Another take on middle-aged romance and the gender wars, among other things, that tackles territory previously staked out by As Good as It Gets and, more often than not, gets it right.
As the title suggests, this is a movie that's ostensibly about angry or otherwise disappointed people, two of whom are aging alcoholics - but against all odds The Upside of Anger turns that daunting subject matter into what is sometimes very funny material.

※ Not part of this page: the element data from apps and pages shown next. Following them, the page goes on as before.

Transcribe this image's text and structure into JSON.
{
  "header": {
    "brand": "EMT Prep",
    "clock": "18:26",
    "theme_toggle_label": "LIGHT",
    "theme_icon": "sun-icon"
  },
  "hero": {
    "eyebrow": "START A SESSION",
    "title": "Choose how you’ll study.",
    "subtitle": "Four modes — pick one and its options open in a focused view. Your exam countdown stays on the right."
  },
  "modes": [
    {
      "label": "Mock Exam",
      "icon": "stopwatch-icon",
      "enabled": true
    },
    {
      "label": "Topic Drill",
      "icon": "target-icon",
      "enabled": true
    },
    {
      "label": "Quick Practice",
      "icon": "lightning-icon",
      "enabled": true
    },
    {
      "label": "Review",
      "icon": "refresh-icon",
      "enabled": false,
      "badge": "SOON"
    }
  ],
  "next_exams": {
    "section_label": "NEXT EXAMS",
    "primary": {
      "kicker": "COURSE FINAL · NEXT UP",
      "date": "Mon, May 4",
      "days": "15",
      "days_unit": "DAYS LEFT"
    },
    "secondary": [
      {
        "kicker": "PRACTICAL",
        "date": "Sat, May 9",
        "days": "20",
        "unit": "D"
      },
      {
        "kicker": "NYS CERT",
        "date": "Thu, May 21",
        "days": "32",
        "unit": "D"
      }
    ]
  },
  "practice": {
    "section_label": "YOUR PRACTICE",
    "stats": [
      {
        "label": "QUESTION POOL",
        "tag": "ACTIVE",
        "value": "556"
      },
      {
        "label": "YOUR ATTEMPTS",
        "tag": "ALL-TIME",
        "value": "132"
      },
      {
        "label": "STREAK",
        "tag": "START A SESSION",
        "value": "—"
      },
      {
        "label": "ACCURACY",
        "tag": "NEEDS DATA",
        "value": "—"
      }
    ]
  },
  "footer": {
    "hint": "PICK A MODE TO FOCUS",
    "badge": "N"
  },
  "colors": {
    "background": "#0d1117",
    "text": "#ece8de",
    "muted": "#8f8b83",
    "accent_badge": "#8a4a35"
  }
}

The Upside of Anger is far from a perfect movie, but it's still a must-see if only for Joan Allen, a brilliant actresses who delivers a career-topping performance as a suburban housewife deserted by her husband, drowning herself in vodka, and dealing with four grown (and nearly-grown) children, as well as a washed-up baseball player (Kevin Costner) who comes sniffing around and winds up staying for the long run. Costner's no slouch either as the boozing, aging, good time boy getting by on the fumes of fame and charm - a role that might be his Bull Durham character several decades on. He slips into the role as if it were a cozy, favorite old bathrobe, even as Allen jumps into hers with both feet running and takes full, immediate command of this Diary of a Mad White Woman.
The past-their-prime but still-in-the-game lovers are right out of As Good As It Gets, and there's also more than a little Terms of Endearment soapiness here as we follow the ups and downs and in-betweens of Allen, her brood and her boozy beau, but the movie's generally smart enough not to get sucked into any predictable holes for too long. All of the expected bases are covered here, but the film manages to take us to a few unexpected places too. Also stars Erika Christensen, Evan Rachel Wood, Keri Russell and Mike Binder (who also directs).
The Upside of Anger (R) Opens March 18 at local theaters. 1/2